[Dataset content]
-.-.-
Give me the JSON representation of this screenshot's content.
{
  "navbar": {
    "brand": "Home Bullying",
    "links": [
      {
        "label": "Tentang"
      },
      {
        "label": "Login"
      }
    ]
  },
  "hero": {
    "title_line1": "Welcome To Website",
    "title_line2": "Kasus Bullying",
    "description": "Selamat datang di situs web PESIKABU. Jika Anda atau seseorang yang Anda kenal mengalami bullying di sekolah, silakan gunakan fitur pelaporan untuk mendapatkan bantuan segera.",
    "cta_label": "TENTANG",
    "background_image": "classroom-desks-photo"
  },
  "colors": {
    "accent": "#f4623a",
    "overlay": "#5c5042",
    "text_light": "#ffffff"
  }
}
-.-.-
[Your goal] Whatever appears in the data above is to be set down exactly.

[Response to this exercise]
Give me the JSON representation of this screenshot's content.
{
  "navbar": {
    "brand": "Home Bullying",
    "links": [
      {
        "label": "Tentang"
      },
      {
        "label": "Login"
      }
    ]
  },
  "hero": {
    "title_line1": "Welcome To Website",
    "title_line2": "Kasus Bullying",
    "description": "Selamat datang di situs web PESIKABU. Jika Anda atau seseorang yang Anda kenal mengalami bullying di sekolah, silakan gunakan fitur pelaporan untuk mendapatkan bantuan segera.",
    "cta_label": "TENTANG",
    "background_image": "classroom-desks-photo"
  },
  "colors": {
    "accent": "#f4623a",
    "overlay": "#5c5042",
    "text_light": "#ffffff"
  }
}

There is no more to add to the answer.